WORK TO COMPLETE: In the entries below, how many lines hold the string "icon"? Give only the number.

INPUT MATERIAL:
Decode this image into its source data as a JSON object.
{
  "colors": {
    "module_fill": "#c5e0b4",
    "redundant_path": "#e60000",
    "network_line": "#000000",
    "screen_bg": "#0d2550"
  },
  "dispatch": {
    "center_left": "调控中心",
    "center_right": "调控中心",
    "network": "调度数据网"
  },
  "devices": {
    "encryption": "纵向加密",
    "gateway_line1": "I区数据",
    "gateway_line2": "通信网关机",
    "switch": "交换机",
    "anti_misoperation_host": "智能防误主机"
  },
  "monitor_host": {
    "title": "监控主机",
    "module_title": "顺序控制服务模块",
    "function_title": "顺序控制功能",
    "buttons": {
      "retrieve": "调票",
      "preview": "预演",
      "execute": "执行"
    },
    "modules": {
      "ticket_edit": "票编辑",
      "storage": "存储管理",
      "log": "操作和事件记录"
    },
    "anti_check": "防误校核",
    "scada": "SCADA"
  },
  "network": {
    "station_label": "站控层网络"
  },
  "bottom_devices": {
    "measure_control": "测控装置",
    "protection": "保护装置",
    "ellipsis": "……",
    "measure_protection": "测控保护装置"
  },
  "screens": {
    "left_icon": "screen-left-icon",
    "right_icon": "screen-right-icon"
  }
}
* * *
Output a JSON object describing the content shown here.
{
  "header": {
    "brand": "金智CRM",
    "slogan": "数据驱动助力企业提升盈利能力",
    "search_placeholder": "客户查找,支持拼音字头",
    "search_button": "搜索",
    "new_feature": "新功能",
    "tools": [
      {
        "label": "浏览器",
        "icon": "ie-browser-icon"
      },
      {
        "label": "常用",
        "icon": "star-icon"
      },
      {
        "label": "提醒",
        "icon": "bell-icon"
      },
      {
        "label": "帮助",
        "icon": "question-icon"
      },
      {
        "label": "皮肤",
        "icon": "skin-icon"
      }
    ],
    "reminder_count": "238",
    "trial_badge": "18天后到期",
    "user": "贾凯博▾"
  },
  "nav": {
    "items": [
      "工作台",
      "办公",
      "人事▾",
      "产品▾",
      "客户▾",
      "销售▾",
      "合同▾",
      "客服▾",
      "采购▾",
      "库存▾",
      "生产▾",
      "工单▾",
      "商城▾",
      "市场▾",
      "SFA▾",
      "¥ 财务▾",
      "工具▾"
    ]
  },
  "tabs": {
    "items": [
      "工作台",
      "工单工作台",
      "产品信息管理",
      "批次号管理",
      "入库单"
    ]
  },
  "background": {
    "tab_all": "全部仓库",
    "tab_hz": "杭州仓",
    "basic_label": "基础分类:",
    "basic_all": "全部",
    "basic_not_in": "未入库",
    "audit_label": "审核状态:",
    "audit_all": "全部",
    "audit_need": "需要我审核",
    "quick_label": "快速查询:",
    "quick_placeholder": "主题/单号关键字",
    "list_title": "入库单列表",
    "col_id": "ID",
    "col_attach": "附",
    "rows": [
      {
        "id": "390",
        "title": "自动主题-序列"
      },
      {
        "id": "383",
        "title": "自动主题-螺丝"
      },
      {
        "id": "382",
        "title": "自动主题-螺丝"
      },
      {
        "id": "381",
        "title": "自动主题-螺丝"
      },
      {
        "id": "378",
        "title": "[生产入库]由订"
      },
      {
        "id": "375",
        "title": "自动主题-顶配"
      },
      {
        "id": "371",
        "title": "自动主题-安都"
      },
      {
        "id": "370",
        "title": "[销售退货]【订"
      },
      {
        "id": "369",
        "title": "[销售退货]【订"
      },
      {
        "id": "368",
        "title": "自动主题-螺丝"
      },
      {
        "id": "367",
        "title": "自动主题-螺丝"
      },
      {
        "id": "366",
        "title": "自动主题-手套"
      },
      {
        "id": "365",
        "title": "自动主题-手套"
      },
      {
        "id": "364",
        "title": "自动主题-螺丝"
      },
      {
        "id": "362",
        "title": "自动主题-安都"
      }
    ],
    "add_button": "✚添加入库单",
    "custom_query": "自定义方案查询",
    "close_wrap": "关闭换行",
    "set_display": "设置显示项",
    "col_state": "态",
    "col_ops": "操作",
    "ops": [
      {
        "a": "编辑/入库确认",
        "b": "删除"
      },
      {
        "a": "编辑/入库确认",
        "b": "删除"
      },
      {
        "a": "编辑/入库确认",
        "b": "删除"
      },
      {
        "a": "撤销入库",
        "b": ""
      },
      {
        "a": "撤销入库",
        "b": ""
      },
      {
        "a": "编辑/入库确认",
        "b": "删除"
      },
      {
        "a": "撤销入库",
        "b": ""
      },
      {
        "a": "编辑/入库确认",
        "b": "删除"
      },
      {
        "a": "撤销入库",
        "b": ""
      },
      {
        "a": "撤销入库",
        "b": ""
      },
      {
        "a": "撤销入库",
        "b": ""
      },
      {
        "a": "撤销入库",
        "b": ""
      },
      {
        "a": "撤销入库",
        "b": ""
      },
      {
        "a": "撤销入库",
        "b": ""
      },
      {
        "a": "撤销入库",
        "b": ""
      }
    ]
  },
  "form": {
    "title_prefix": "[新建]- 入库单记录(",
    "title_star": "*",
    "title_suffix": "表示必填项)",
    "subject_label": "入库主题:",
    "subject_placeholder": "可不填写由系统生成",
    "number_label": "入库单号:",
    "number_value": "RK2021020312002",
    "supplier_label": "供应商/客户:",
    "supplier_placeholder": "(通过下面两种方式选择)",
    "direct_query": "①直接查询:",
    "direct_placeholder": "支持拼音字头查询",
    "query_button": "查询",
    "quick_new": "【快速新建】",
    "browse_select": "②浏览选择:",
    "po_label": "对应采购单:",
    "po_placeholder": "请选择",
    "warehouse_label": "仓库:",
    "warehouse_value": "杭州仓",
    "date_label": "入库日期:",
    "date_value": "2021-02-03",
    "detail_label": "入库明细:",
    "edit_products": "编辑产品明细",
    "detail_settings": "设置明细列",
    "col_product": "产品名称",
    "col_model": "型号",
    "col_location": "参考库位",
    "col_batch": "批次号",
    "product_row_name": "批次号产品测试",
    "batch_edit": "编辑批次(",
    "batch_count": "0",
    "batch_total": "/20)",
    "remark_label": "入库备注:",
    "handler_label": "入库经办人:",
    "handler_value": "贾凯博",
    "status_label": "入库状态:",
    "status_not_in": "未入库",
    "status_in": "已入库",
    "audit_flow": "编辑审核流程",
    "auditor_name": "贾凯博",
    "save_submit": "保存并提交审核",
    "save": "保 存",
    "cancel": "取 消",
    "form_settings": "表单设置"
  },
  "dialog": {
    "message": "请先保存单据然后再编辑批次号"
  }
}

ANSWER SPACE: 7